Calculating Your Financial Independence Ratio
Let’s take a look at some examples.
Jane is 25 years old. She has $50,000 in IRA and $75,000 in 401(k). She has no other passive income. Her expenses average $35,000 per year.
FI Ratio = Passive Income ÷ Expenses
FI Ratio = 4% x ($50,000 + $75,000) ÷ $35,000
FI Ratio = 4% x ($125,000) ÷ $35,000
FI Ratio = $5,000 ÷ $35,000
FI Ratio = 14.29%
John is 45 years old. He has $250,000 in IRA and $375,000 in 401(k). He has two rental properties that generate $10,000 per year in profit. His expenses average $75,000 per year.
FI Ratio = Passive Income ÷ Expenses
FI Ratio = [4% x ($250,000 + $375,000) + $10,000] ÷ $75,000
FI Ratio = [4% x ($625,000) + $10,000] ÷ $75,000
FI Ratio = [$25,000 + $10,000] ÷ $75,000
FI Ratio = $35,000 ÷ $75,000
FI Ratio = 46.67%
Basically, when your FI Ratio is 100% or more, you have achieved financial independence!
What is Your FI Ratio?
Did you try to calculate your FI Ratio? I did a rough calculation and looks like we are currently at about 40%

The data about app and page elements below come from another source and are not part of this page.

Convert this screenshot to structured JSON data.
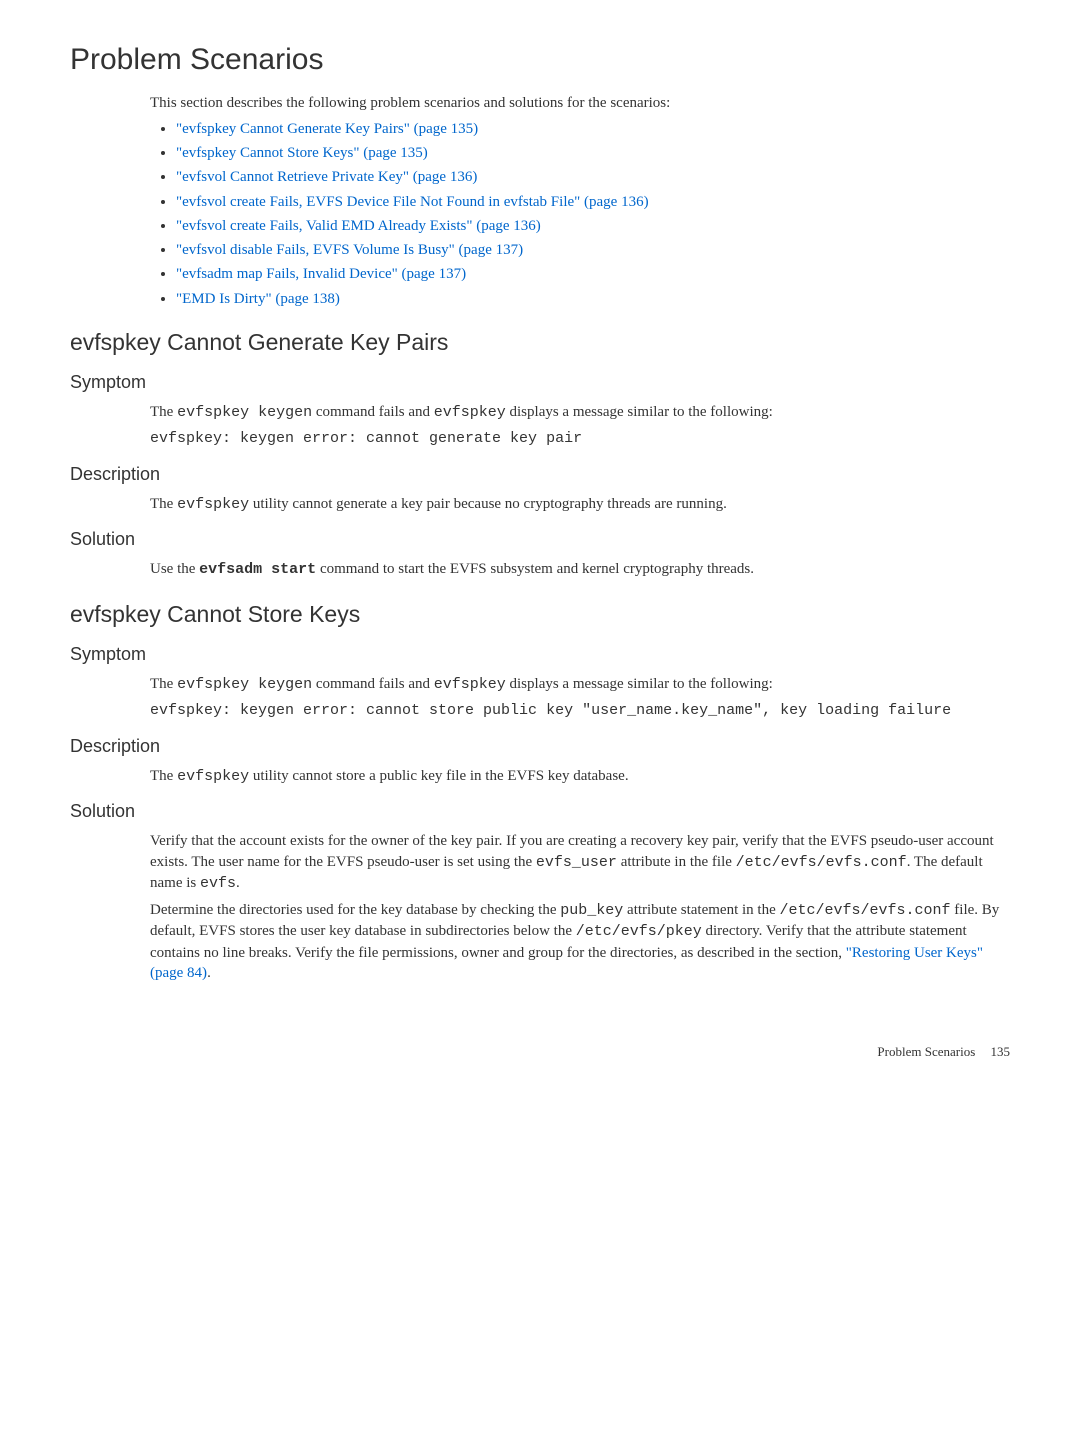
{
  "title": "Problem Scenarios",
  "intro": "This section describes the following problem scenarios and solutions for the scenarios:",
  "toc": [
    "\"evfspkey Cannot Generate Key Pairs\" (page 135)",
    "\"evfspkey Cannot Store Keys\" (page 135)",
    "\"evfsvol Cannot Retrieve Private Key\" (page 136)",
    "\"evfsvol create Fails, EVFS Device File Not Found in evfstab File\" (page 136)",
    "\"evfsvol create Fails, Valid EMD Already Exists\" (page 136)",
    "\"evfsvol disable Fails, EVFS Volume Is Busy\" (page 137)",
    "\"evfsadm map Fails, Invalid Device\" (page 137)",
    "\"EMD Is Dirty\" (page 138)"
  ],
  "section1": {
    "heading": "evfspkey Cannot Generate Key Pairs",
    "symptom_label": "Symptom",
    "symptom_pre": "The ",
    "symptom_code1": "evfspkey keygen",
    "symptom_mid": " command fails and ",
    "symptom_code2": "evfspkey",
    "symptom_post": " displays a message similar to the following:",
    "symptom_output": "evfspkey: keygen error: cannot generate key pair",
    "description_label": "Description",
    "description_pre": "The ",
    "description_code": "evfspkey",
    "description_post": " utility cannot generate a key pair because no cryptography threads are running.",
    "solution_label": "Solution",
    "solution_pre": "Use the ",
    "solution_code": "evfsadm start",
    "solution_post": " command to start the EVFS subsystem and kernel cryptography threads."
  },
  "section2": {
    "heading": "evfspkey Cannot Store Keys",
    "symptom_label": "Symptom",
    "symptom_pre": "The ",
    "symptom_code1": "evfspkey keygen",
    "symptom_mid": " command fails and ",
    "symptom_code2": "evfspkey",
    "symptom_post": " displays a message similar to the following:",
    "symptom_output": "evfspkey: keygen error: cannot store public key \"user_name.key_name\", key loading failure",
    "description_label": "Description",
    "description_pre": "The ",
    "description_code": "evfspkey",
    "description_post": " utility cannot store a public key file in the EVFS key database.",
    "solution_label": "Solution",
    "solution_p1_a": "Verify that the account exists for the owner of the key pair. If you are creating a recovery key pair, verify that the EVFS pseudo-user account exists. The user name for the EVFS pseudo-user is set using the ",
    "solution_p1_code1": "evfs_user",
    "solution_p1_b": " attribute in the file ",
    "solution_p1_code2": "/etc/evfs/evfs.conf",
    "solution_p1_c": ". The default name is ",
    "solution_p1_code3": "evfs",
    "solution_p1_d": ".",
    "solution_p2_a": "Determine the directories used for the key database by checking the ",
    "solution_p2_code1": "pub_key",
    "solution_p2_b": " attribute statement in the ",
    "solution_p2_code2": "/etc/evfs/evfs.conf",
    "solution_p2_c": " file. By default, EVFS stores the user key database in subdirectories below the ",
    "solution_p2_code3": "/etc/evfs/pkey",
    "solution_p2_d": " directory. Verify that the attribute statement contains no line breaks. Verify the file permissions, owner and group for the directories, as described in the section, ",
    "solution_p2_link": "\"Restoring User Keys\" (page 84)",
    "solution_p2_e": "."
  },
  "footer": {
    "label": "Problem Scenarios",
    "page": "135"
  }
}
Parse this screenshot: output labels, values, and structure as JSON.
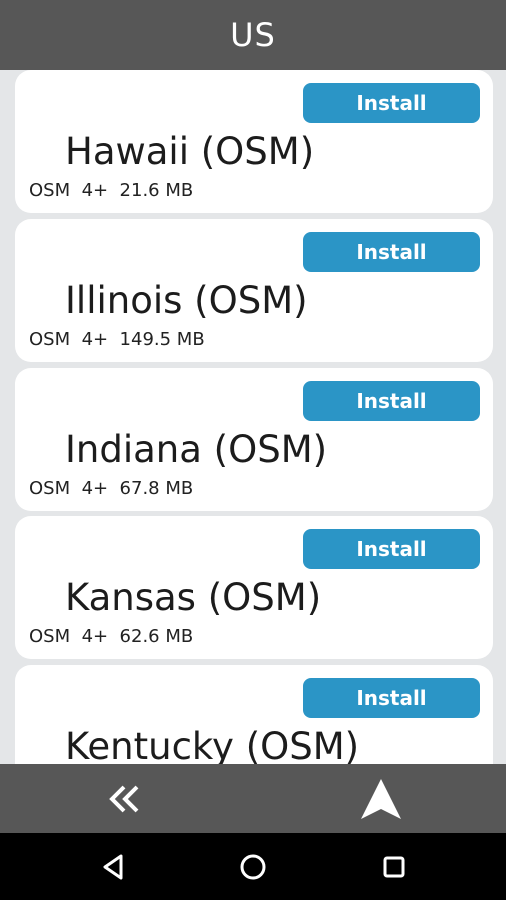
{
  "header": {
    "title": "US"
  },
  "regions": [
    {
      "name": "Hawaii (OSM)",
      "meta": "OSM  4+  21.6 MB",
      "button": "Install"
    },
    {
      "name": "Illinois (OSM)",
      "meta": "OSM  4+  149.5 MB",
      "button": "Install"
    },
    {
      "name": "Indiana (OSM)",
      "meta": "OSM  4+  67.8 MB",
      "button": "Install"
    },
    {
      "name": "Kansas (OSM)",
      "meta": "OSM  4+  62.6 MB",
      "button": "Install"
    },
    {
      "name": "Kentucky (OSM)",
      "meta": "",
      "button": "Install"
    }
  ],
  "bottom_bar": {
    "left_icon": "double-chevron-left-icon",
    "right_icon": "navigation-arrow-icon"
  },
  "system_nav": {
    "icons": [
      "back-triangle-icon",
      "home-circle-icon",
      "recents-square-icon"
    ]
  },
  "colors": {
    "header_bg": "#575757",
    "button_bg": "#2b95c6",
    "list_bg": "#e4e6e8",
    "card_bg": "#ffffff"
  }
}
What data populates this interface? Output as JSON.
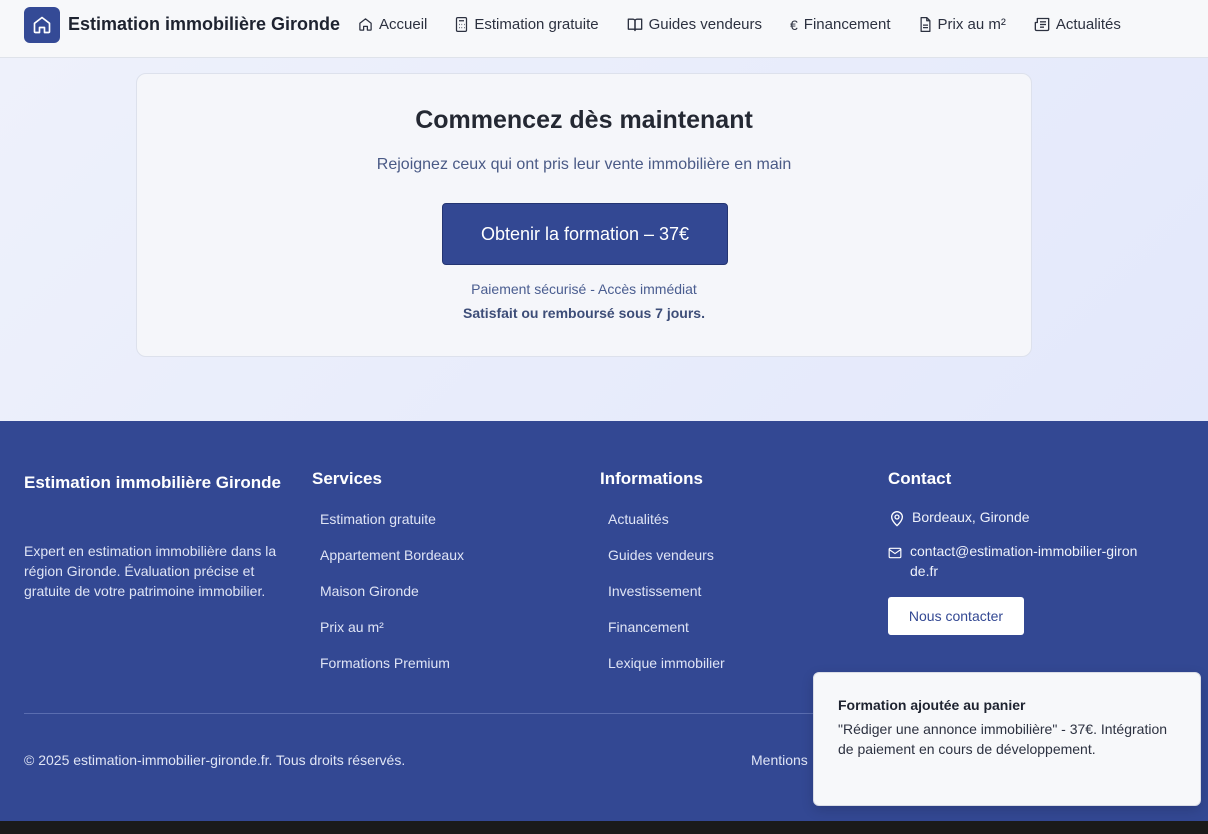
{
  "header": {
    "brand": "Estimation immobilière Gironde",
    "nav": [
      {
        "label": "Accueil",
        "icon": "home-icon"
      },
      {
        "label": "Estimation gratuite",
        "icon": "calculator-icon"
      },
      {
        "label": "Guides vendeurs",
        "icon": "book-icon"
      },
      {
        "label": "Financement",
        "icon": "euro-icon"
      },
      {
        "label": "Prix au m²",
        "icon": "document-icon"
      },
      {
        "label": "Actualités",
        "icon": "newspaper-icon"
      }
    ]
  },
  "card": {
    "title": "Commencez dès maintenant",
    "subtitle": "Rejoignez ceux qui ont pris leur vente immobilière en main",
    "cta_label": "Obtenir la formation – 37€",
    "secure_text": "Paiement sécurisé - Accès immédiat",
    "guarantee_text": "Satisfait ou remboursé sous 7 jours."
  },
  "footer": {
    "brand": "Estimation immobilière Gironde",
    "description": "Expert en estimation immobilière dans la région Gironde. Évaluation précise et gratuite de votre patrimoine immobilier.",
    "services": {
      "title": "Services",
      "links": [
        "Estimation gratuite",
        "Appartement Bordeaux",
        "Maison Gironde",
        "Prix au m²",
        "Formations Premium"
      ]
    },
    "informations": {
      "title": "Informations",
      "links": [
        "Actualités",
        "Guides vendeurs",
        "Investissement",
        "Financement",
        "Lexique immobilier"
      ]
    },
    "contact": {
      "title": "Contact",
      "location": "Bordeaux, Gironde",
      "email": "contact@estimation-immobilier-gironde.fr",
      "button_label": "Nous contacter"
    },
    "copyright": "© 2025 estimation-immobilier-gironde.fr. Tous droits réservés.",
    "mentions": "Mentions"
  },
  "toast": {
    "title": "Formation ajoutée au panier",
    "body": "\"Rédiger une annonce immobilière\" - 37€. Intégration de paiement en cours de développement."
  },
  "colors": {
    "primary": "#334893",
    "background": "#e8ecfb"
  }
}
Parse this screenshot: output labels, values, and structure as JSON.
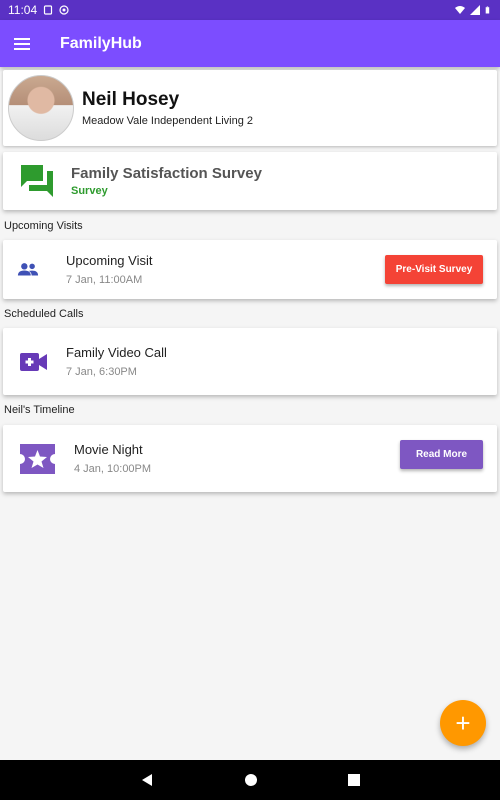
{
  "status_bar": {
    "time": "11:04",
    "icons": [
      "sim-card-icon",
      "media-icon",
      "wifi-icon",
      "signal-icon",
      "battery-icon"
    ]
  },
  "app_bar": {
    "title": "FamilyHub",
    "menu_icon": "hamburger-menu-icon"
  },
  "profile": {
    "name": "Neil Hosey",
    "location": "Meadow Vale Independent Living 2"
  },
  "survey_card": {
    "title": "Family Satisfaction Survey",
    "subtitle": "Survey",
    "icon": "chat-bubbles-icon",
    "icon_color": "#2e9b2e"
  },
  "sections": {
    "upcoming_visits": "Upcoming Visits",
    "scheduled_calls": "Scheduled Calls",
    "timeline": "Neil's Timeline"
  },
  "upcoming_visit": {
    "title": "Upcoming Visit",
    "time": "7 Jan, 11:00AM",
    "button": "Pre-Visit Survey",
    "icon": "people-icon",
    "button_color": "#f44336"
  },
  "scheduled_call": {
    "title": "Family Video Call",
    "time": "7 Jan, 6:30PM",
    "icon": "video-call-icon"
  },
  "timeline_item": {
    "title": "Movie Night",
    "time": "4 Jan, 10:00PM",
    "button": "Read More",
    "icon": "ticket-star-icon",
    "button_color": "#7e57c2"
  },
  "fab": {
    "label": "+"
  },
  "nav": [
    "back-icon",
    "home-icon",
    "recents-icon"
  ]
}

How to Achieve Financial Independence Early
Once you understand the formula, it is so much easier to work toward financial independence because (1) you know where you are today, and (2) you know the key variables that impact your ability to achieve financial independence. Let’s go through the key variables.
1. Cut Your Expenses
As you can see above, your expenses is a major variable. Let’s take a look at Scenario #2 above. If you cut the expenses down from $75,000 to $70,000 per year, the FI Ratio goes up from 46.67% to 50%. This is one reason why people who are gunning for early retirement practice frugal living (aka, “Lean FIRE”). Each dollar you save helps you achieve financial independence faster!
2. Pay Off Your Debt
When you pay off your debt, you achieve two things simultaneously. First, you reduce your expenses by the same amount as your debt payments. Second, you have more money to pay toward other debts, i.e., Debt Snowball, or you can invest the extra money. For example, if John is paying $2,000 a month for his home mortgage, that is $24,000 per year. When the mortgage is paid off, his expenses will drastically drop from $75,000 to $51,000, causing his FI% to jump from 46.67% to 68.63%!
3. Invest More Money
Another important variable is your investment portfolio. Although we are counting only 4% of your retirement portfolio toward your yearly income, do not think this is an insignificant factor.
We only count 4% because this portfolio has to be able to sustain you for 25+ years through your entire retirement. The 4% amount is just saying that you cannot use it all at once and have to strategically withdraw your money through retirement to make it lasts.
As you invest more money, you also need to invest for the best returns according to your time horizon and risk tolerance level. For most people, this is about an 8-10% return, which is the historical returns for the S&P 500.
4. Build Passive Income Streams
Last but not least, and perhaps the hardest thing to do out of these four ideas, is to build passive income streams. Some of the most reliable ways to generate passive income include:
- Investing in income-generating investments. These investments include dividend investing and investing in bonds and REITs. However, you have to be careful because growth investing is a much better option for younger investors. As you grow older and your risk tolerance level decreases, income investing becomes a safer and more desirable option.
- Rental properties. This is a proven income-generating investment. Rental properties can add a significant amount of cash flow once the mortgages are paid off. When you get tired of managing the properties, you could hire a property manager or sell your properties and reinvest the money in other income-generating investments.
Pinyo Bhulipongsanon is the owner of Moolanomy Personal Finance and a Realtor® licensed in Virginia and Maryland. Over the past 20 years, Pinyo has enjoyed a diverse career as an investor, entrepreneur, business executive, educator, financial literacy author, and Realtor®.